> Task to complete
Please find all lines in the data that hold the string "CHIP" and copy them.

Data about app and page elements
◆ ◆ ◆

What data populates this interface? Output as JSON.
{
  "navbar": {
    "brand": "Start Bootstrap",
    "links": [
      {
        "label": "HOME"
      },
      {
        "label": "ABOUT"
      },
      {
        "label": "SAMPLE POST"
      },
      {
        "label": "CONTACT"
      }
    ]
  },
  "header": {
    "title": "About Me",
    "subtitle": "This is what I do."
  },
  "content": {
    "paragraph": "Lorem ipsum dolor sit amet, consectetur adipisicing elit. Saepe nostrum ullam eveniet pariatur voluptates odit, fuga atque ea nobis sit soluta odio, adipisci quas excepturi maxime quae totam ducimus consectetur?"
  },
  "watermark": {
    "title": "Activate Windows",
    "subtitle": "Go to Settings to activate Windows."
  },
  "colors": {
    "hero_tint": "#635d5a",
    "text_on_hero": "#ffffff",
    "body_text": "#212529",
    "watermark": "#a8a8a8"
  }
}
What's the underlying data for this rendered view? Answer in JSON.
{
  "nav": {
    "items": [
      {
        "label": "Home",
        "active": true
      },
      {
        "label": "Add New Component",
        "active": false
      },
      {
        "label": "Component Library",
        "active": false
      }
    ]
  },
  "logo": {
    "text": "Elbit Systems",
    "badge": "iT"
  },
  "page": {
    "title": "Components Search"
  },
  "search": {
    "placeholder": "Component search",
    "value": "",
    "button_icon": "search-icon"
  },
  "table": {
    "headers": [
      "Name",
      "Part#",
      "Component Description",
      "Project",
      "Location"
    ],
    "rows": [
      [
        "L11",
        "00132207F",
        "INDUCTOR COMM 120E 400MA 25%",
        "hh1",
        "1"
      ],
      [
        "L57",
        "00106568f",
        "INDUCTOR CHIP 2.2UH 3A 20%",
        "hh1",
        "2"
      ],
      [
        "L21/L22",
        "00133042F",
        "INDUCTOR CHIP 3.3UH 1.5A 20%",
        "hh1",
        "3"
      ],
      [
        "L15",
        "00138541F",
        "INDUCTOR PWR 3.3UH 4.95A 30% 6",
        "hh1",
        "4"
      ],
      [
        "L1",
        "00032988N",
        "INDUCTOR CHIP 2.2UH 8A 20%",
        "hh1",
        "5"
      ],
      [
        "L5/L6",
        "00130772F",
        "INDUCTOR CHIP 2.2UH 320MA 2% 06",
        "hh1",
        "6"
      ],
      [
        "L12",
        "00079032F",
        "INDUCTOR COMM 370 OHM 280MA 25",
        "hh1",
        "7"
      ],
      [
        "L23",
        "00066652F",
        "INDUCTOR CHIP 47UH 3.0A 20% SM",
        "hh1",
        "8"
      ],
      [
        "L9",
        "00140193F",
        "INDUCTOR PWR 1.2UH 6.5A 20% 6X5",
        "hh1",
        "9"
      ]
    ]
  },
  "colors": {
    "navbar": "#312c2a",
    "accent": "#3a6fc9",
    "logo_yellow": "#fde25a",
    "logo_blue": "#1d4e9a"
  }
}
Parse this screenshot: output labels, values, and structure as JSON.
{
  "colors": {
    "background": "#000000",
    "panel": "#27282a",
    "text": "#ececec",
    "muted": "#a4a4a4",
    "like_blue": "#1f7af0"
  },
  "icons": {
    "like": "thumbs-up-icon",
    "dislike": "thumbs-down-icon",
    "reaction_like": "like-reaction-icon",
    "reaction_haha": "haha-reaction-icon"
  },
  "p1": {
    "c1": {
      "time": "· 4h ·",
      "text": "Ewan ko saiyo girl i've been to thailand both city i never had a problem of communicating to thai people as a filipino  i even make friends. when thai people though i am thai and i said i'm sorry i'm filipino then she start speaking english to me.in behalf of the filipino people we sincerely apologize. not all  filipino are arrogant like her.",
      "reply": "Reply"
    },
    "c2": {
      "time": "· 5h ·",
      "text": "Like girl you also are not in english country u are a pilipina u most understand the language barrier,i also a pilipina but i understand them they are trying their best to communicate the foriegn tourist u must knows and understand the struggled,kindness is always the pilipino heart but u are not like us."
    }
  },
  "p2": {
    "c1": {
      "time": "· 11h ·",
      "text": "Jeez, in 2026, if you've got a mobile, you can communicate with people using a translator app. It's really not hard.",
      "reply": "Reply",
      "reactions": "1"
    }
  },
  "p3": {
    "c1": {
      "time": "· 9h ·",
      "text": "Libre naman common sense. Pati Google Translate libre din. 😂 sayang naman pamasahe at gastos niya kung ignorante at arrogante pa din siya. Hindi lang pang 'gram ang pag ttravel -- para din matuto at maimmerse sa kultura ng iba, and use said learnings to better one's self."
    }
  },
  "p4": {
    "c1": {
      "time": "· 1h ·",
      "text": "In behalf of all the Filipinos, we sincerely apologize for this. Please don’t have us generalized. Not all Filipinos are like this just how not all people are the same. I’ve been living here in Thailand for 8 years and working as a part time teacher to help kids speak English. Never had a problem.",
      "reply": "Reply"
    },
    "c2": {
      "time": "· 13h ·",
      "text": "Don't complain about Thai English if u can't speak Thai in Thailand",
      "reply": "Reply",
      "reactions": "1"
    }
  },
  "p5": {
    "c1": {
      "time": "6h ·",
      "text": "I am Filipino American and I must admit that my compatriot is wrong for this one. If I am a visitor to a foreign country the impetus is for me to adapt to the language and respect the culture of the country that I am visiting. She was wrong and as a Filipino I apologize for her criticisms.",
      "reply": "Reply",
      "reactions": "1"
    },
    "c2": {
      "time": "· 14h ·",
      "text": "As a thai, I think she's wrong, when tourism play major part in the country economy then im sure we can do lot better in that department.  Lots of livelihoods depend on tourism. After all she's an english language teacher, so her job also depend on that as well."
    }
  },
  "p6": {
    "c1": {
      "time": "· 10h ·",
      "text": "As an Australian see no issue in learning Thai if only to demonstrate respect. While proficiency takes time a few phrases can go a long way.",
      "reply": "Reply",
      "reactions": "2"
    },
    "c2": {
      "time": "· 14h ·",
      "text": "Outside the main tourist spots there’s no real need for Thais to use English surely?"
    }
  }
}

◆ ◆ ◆

> Answer box
        "INDUCTOR CHIP 2.2UH 3A 20%",
        "INDUCTOR CHIP 3.3UH 1.5A 20%",
        "INDUCTOR CHIP 2.2UH 8A 20%",
        "INDUCTOR CHIP 2.2UH 320MA 2% 06",
        "INDUCTOR CHIP 47UH 3.0A 20% SM",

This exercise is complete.